“It’s two different worlds in a sense, and unless you’ve seen both sides of it you don’t really understand what the other person is dealing with,” Hall said, adding that both troopers and dispatchers could greatly benefit from seeing the pressures from the other side and believes his time as a dispatcher better prepare him to become a state trooper.
Hall completed his SkillBridge internship in November and FHP immediately offered him the full-time dispatcher position at JRCC. Potentially getting a job offer upon completion and having a clear path toward becoming a state trooper were the deciding factors for Hall when choosing the FHP SkillBridge internship over other law enforcement opportunities during his transition.
“The biggest thing for me was the attentiveness from everyone at Veterans Florida and FHP. [Both] working synergistically provided a good overall experience throughout the whole process.”
“To go through the SkillBridge program and come out with a guaranteed job and income with a state agency that is willing to work with you and help you become a state trooper; for me, the decision was a no-brainer,” Hall said, adding that through the FHP internship “I was able to train, learn, and take all of my courses that I needed so after I went back to complete out-processing with the Army, I was literally able to start a full-time job two days later.”
Colonel Gene S. Spaulding, Director of the Florida Highway Patrol, sees a bright future for other servicemembers easing their transition with careers in law enforcement, a natural fit for many veterans.
“The Florida Highway Patrol applauds Matthew Hall for being the first member to complete the FHP SkillBridge program – the nation’s first statewide law enforcement SkillBridge program,” Col. Spaulding said. “By continuing our great partnership with Veterans Florida, I am certain there will be many more success stories like Matthew’s. These members served our country honorably, and will be a valuable asset to Florida’s workforce.”
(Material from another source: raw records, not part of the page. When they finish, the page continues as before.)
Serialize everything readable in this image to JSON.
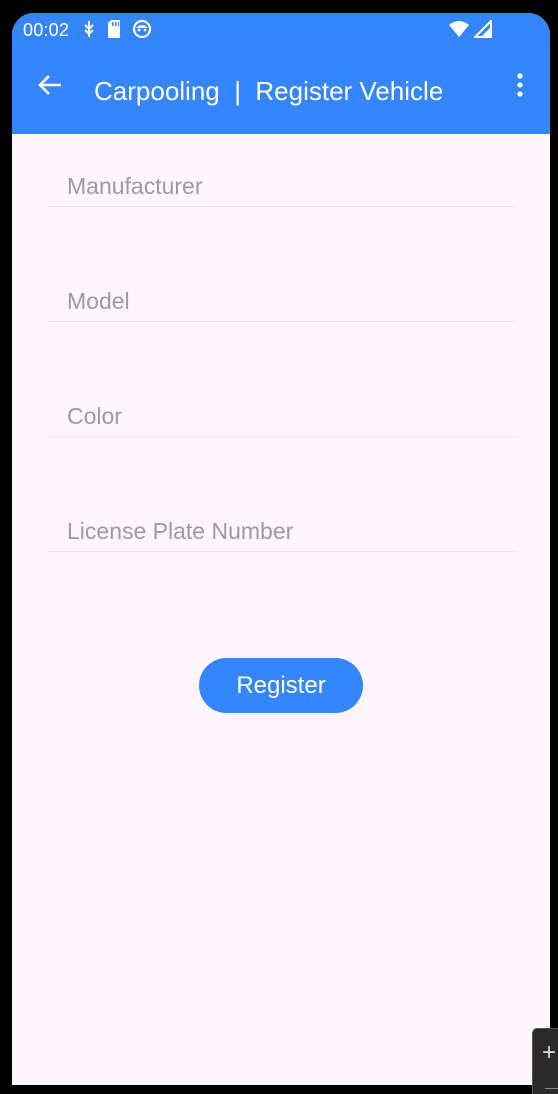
{
  "status_bar": {
    "time": "00:02",
    "left_icons": [
      "usb-debug-icon",
      "sd-card-icon",
      "app-notification-icon"
    ],
    "right_icons": [
      "wifi-icon",
      "cellular-signal-icon"
    ]
  },
  "app_bar": {
    "title": "Carpooling  |  Register Vehicle",
    "back_icon": "arrow-back-icon",
    "overflow_icon": "more-vert-icon",
    "color": "#3585fd"
  },
  "form": {
    "fields": [
      {
        "placeholder": "Manufacturer",
        "value": ""
      },
      {
        "placeholder": "Model",
        "value": ""
      },
      {
        "placeholder": "Color",
        "value": ""
      },
      {
        "placeholder": "License Plate Number",
        "value": ""
      }
    ],
    "submit_label": "Register"
  },
  "colors": {
    "accent": "#3585fd",
    "background": "#fdf6fd",
    "placeholder": "#9e9aa2"
  }
}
Hall said he’s using the opportunity as a stepping stone to apply to the FHP Training Academy, where if accepted he’ll complete seven months of training to be sworn in as a state trooper. In addition, he’s currently in the process of joining the Army National Guard and applying as a Commissioned Officer Candidate, stating he wasn’t ready to completely let go and wanted to earn a commission.
After graduating from the academy and working as a state trooper for a couple of years, Hall ultimately wants to move up to the FHP Criminal Interdiction Unit (CIU), a group of specially trained troopers designated as felony officers and canine handlers tasked with stopping drug and human trafficking on Florida’s interstate highways.
Outside of the training, Hall praised Veterans Florida and FHP for quickly responding to any request, making the program flexible to meet his timeline, and coordinating to get the training approved by his commander.
“The biggest thing for me was the attentiveness from everyone at Veterans Florida and FHP. [Both] working synergistically provided a good overall experience throughout the whole process,” Hall said. “A lot of time there were these stale moments where I was waiting to hear back from my chain of command, the CSP coordinators, or about signing off my paperwork, but it never failed that Andrea, Kolby, Major Gaston, or Laura would reach out to me to make sure that everything was good and to see if they could help out in any way to get the program approved and get it rolling.”
Hall highly recommends the FHP SkillBridge internship to any separating and retiring servicemember; whether to become a sworn or non-sworn officer or utilize and further develop military skills, such as becoming a pilot in the Aviation Unit, the state agency’s training provides a clear path into a law enforcement career.
“It’s a really good opportunity for any soldier wanting to go into law enforcement, especially if you’re not familiar with it at all,” Hall said. “I’m in a career field that I want to be in and it was a smooth transition for me — and I’m better prepared to go into the trooper academy.”